Béatrice Cointe (CNRS - CSI)
Paper short abstract:
Our contribution analyses the work of turning things (sunlit rooftops, windy sites) into productive assets (solar roof, wind power site) which is at the core of renewable energy development. It discusses on this basis notions used in the critics of capitalism (asset, rentierhsip).
Paper long abstract:
At the core of renewable energy project development is the work of turning things (roof, site) into productive assets (solar roof, wind power site) through the siting of material devices (turbines, PV panels). The resulting assets convert an untamed flow (sun, wind) into electricity dubbed 'renewable' and eligible to stable remuneration ('feed-in' tariff). They are valued (tradable projects/portfolios) and they produce value (marketable electricity). Assembling productive-enough assets implies engaging things in hybrid agencements by requalifying their pre-existing usages and/or users.
Our contribution starts from two case studies of politically engaged project developments: a mutualised PV project carried out by farmers (Fermes de Figeac, Lot, France), and a wind farm repowering in a European migratory corridor involving bird watchers and a wind power developers (Narbonnaise, Languedoc-Roussillon, France). These cases allow us to describe the socio-technical and economic reconfigurations through which sunlit rooftops and a windy site are turned into assets, and made to generate revenue streams. We further look at what these reconfigurations produce, which allows us to discuss the forms of rentierships entailed and the way in which we define assets.

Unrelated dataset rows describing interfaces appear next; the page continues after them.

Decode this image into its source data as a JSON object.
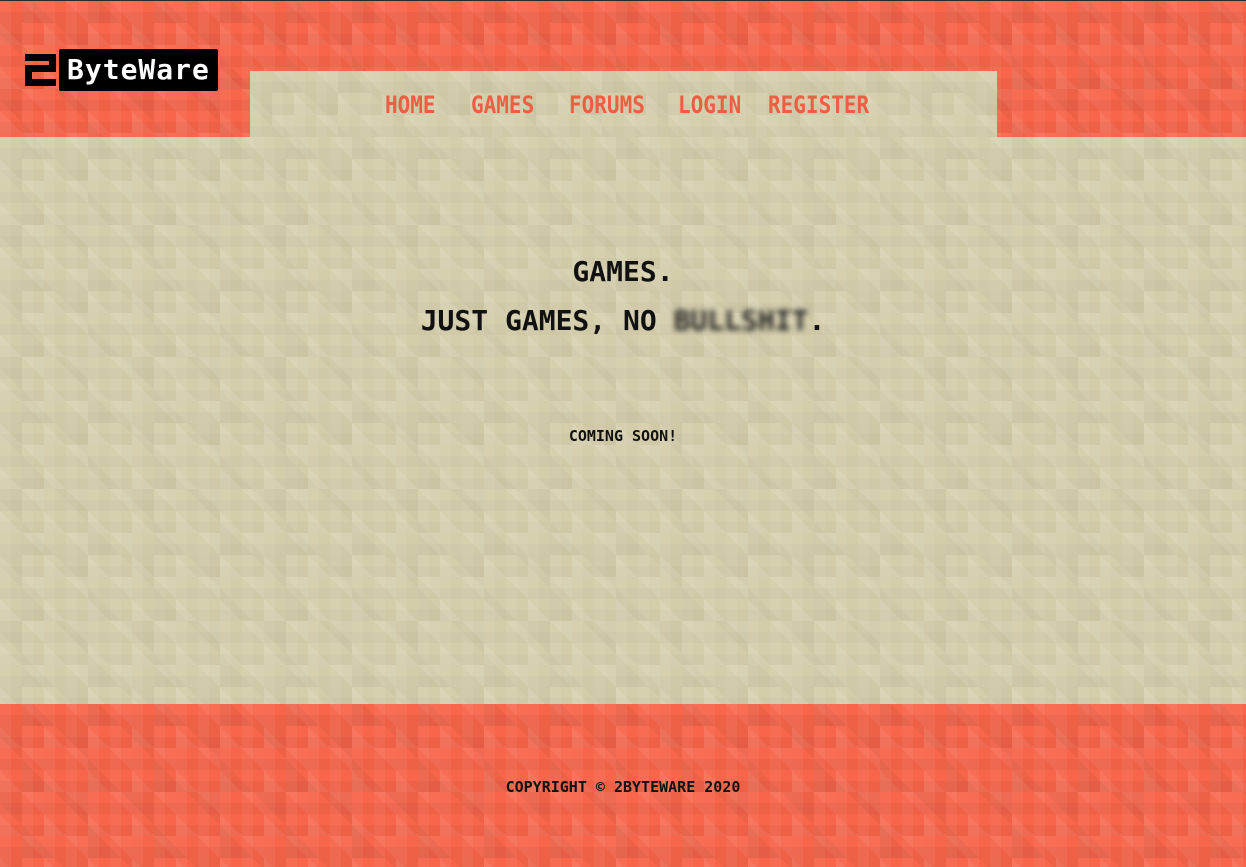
{
  "logo": {
    "mark_icon": "2-logo-mark-icon",
    "text": "ByteWare"
  },
  "nav": {
    "items": [
      {
        "label": "HOME"
      },
      {
        "label": "GAMES"
      },
      {
        "label": "FORUMS"
      },
      {
        "label": "LOGIN"
      },
      {
        "label": "REGISTER"
      }
    ]
  },
  "hero": {
    "line1": "GAMES.",
    "line2_prefix": "JUST GAMES, NO ",
    "line2_blurred": "BULLSHIT",
    "line2_suffix": "."
  },
  "status": {
    "text": "COMING SOON!"
  },
  "footer": {
    "copyright": "COPYRIGHT © 2BYTEWARE 2020"
  },
  "colors": {
    "accent_orange": "#f7654a",
    "nav_link": "#ee5e43",
    "beige": "#d3cdaa",
    "text_dark": "#111111"
  }
}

As these processes take place at the junction with financial valuation, conveyed by developers business models (project/portfolio TRIs, relation with banks), they additionally make the case for discussing the relation between capitalisation (TRI requirements) and asset making.
Turning Things into Assets